A slow burning day across the fertile Fergana plain followed, the conditions were roasting where the wind rushing past heated us like a convection oven. Jessica Jackson, a friend of Rob's Auntie, had stayed for one year aged 19 with a well-to-do local family as part of a cultural exchange, we were now heading over to this family's house hoping for a host for the night. There was no specific address given within the town of Asaka just a family name, apparently this name was significant enough for people to direct us to this house on arrival. Suffice to say, even given the tighter communities here, our interest was piqued.
We arrived to a great wooden townhouse, probably the grandest residence we had seen in the whole of the Fergana so far. But the mansion stayed dark and silent, it transpired the desired hosts were in Moscow on holiday, and we were left in the street greeted by 'no hosts found' on Couchsurfing and Warmshowers. As a group of kids swirled around us a neighbouring father questioned us, it transpired he had known Jessica and remembered her as a boy. Having waited with us in the street for 20 minutes, and realising our homelessness, he gingerly invited us in for the night. After the somewhat awkward 'stand-off' in the street, a whole some and motherly embrace was given on entering the home itself. We chatted with the household's four sons, as we gulped the exquisite peach compote and savoured the best home-cooked food of the 'Stans so far. The day's worries had been eased off by the gentle hospitality, the night was well in progress and all eyes turned to the floor-mats being prepared behind us.
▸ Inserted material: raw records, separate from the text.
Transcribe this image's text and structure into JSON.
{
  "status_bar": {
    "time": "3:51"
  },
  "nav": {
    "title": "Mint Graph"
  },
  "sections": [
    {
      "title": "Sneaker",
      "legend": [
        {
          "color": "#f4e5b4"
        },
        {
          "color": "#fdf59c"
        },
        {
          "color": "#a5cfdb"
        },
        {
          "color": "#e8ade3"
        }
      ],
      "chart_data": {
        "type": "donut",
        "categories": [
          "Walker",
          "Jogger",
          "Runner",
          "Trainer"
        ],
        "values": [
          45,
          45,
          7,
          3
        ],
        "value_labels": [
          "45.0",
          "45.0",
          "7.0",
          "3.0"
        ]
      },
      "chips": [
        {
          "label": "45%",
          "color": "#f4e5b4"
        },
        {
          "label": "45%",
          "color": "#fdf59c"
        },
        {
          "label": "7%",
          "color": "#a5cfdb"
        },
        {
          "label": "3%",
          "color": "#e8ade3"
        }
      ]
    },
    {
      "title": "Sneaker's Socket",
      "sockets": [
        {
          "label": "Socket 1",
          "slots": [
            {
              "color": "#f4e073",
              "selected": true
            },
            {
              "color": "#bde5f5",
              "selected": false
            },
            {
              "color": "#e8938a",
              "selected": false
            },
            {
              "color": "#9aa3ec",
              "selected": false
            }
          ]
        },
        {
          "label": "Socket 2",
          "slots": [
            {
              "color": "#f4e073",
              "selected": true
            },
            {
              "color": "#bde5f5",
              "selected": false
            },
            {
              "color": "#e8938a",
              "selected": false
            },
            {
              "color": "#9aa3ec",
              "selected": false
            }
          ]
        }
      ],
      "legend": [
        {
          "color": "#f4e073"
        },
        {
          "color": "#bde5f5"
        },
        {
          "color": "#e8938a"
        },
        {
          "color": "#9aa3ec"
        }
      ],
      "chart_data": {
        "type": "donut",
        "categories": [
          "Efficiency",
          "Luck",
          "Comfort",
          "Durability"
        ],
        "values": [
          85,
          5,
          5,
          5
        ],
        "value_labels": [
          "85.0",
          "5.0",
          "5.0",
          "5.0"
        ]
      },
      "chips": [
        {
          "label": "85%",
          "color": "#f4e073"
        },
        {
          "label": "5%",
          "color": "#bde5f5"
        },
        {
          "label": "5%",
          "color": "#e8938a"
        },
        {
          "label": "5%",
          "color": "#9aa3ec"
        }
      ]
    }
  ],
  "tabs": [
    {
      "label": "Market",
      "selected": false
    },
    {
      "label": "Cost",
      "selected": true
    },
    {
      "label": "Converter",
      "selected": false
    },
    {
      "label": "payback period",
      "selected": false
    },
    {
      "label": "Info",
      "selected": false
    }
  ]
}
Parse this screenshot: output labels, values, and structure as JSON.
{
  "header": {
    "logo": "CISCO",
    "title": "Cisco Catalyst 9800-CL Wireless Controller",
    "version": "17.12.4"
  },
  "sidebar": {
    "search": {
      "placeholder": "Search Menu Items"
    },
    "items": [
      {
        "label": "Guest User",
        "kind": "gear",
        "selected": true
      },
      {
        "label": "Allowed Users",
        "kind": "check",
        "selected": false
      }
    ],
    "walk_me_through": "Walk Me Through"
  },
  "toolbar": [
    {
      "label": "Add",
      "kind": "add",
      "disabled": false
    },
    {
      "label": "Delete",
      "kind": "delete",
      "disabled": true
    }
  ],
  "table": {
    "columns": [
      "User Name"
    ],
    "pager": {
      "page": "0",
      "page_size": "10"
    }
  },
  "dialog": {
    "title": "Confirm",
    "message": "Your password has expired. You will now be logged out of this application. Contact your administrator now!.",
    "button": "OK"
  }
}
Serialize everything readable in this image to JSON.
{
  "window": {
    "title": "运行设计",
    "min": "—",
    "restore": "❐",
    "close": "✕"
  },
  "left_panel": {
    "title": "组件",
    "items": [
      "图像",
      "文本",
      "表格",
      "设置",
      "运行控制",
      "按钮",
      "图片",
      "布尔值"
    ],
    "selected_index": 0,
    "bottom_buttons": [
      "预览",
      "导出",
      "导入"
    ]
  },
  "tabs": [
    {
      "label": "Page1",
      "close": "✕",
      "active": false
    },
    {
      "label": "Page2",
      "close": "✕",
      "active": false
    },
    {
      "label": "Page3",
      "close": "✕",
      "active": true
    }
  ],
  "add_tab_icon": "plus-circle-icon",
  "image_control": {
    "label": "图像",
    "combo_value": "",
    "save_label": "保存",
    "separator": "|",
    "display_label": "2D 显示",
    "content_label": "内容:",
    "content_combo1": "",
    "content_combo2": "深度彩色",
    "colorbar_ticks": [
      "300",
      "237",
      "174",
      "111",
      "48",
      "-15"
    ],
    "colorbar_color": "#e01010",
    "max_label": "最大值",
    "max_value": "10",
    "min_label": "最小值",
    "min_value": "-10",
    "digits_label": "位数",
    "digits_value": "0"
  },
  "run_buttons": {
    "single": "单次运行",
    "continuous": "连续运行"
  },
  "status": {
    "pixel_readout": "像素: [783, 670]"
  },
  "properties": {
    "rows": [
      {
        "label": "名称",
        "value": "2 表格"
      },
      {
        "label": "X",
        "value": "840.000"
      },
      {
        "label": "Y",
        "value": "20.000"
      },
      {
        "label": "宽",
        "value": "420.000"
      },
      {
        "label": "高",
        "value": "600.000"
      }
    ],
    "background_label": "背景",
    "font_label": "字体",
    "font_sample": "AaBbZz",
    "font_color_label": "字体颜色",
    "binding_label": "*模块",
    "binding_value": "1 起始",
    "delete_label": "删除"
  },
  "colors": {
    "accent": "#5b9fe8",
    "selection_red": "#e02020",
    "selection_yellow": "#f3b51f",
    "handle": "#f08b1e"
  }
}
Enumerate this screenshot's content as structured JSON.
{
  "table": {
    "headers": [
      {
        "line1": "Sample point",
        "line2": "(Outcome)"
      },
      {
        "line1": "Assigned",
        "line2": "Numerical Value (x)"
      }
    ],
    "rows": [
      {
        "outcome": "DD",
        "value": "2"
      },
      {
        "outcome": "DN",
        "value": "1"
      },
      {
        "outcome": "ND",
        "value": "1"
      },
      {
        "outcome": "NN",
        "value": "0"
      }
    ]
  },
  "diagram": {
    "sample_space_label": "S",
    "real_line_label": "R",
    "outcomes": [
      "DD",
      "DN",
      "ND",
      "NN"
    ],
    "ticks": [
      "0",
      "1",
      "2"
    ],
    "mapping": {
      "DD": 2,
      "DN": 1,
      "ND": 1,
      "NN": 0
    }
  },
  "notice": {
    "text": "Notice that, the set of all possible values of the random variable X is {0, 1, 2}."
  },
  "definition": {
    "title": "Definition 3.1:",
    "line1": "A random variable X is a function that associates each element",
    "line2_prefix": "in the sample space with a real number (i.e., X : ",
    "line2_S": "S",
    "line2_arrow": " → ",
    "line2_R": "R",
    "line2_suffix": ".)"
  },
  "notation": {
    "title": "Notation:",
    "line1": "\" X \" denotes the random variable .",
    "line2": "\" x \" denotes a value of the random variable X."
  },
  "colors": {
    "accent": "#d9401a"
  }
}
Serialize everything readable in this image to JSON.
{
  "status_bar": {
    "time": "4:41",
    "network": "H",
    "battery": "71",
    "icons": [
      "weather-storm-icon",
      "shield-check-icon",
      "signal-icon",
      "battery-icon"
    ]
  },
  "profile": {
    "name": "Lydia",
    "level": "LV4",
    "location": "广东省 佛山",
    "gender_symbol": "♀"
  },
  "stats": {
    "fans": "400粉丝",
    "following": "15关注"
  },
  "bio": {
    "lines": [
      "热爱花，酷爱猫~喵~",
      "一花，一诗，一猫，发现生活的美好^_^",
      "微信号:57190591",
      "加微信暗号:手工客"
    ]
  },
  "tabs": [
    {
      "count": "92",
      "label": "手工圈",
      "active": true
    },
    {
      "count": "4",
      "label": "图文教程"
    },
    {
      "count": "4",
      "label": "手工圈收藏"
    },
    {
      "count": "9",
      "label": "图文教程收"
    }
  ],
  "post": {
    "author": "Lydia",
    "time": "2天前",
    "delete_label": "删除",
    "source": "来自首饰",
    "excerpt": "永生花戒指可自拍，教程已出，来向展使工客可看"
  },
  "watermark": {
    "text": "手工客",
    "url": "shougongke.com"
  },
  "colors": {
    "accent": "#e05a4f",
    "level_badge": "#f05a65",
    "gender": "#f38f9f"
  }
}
Then there was an invasion by another family, I had assumed them to be family friends of our hosts come to meet the day's exotic catch. It transpired that they were in fact the descendants of the grand old name that had been our original hosts. Our dreams of drifting to bed were dashed when, through his son's excellent English, the man of the house and of old and significant name requested, nay insisted, that we were to come with him, cycle across town and now enjoy his hospitality. Our own dreams aside, we were concerned not to offend our neighbourly and otherwise blissful hosts, and said it would not be good of us to leave them at this stage. This was not heard, and the 'request' was laid out again, until we could only relent towards the now less awkward of the two outcomes.
We packed up and packed back on our cycling gear, and headed for the road. In utter disbelief, we were then forcibly diverted for a midnight tour of the grand old house, the one we had no chance of staying in. It was like dangling a large and exquisite steak in front of a hungry man. Our tour guide was the 15 yo son, who had worked himself into a frenzy, fed as he was from a young age with 'stories of Jessica'. We felt only tenuously connected to the deity Jessica, but it seemed in his eyes we were almost reincarnations and touched by the same mark. We were shown round the living room, and then the guest 'Jessica's' room where our terse disbelief and grinding of teeth reached a crescendo. When we were shown 'Jessica's bathroom and toilet' with a full sincerity, the exasperated atmosphere popped into a chuckling surrealism.
After the tour concluded and the last leg of cycling was done, we reached our real beds for the evening in a bedraggled desperation. The final barrier between us and sleep's rescue were several enforced rounds of sickly sweet strawberry vodka shots rationed by the father-general himself. In a bizarre way fully illuminated by hindsight, the night's trial felt like a lesson from above and a universal re-balancing. In the fortnight leading up to this, we had stayed in the tent less and less, and had become more skilled / formulaic in trying to meet hosts, a little bit presumptuous certainly, perhaps even a little imposing. I felt this was a knock back in the other direction, where the gentle imposition was from our hosts on to us. Even hospitality for strangers seems so universally found in this world, one should never expect it. Each impromptu stay is in its own right a minor miracle of humanity. This evening schooled us a little to appreciate each and every instance of this magic, and never take it's existence for granted.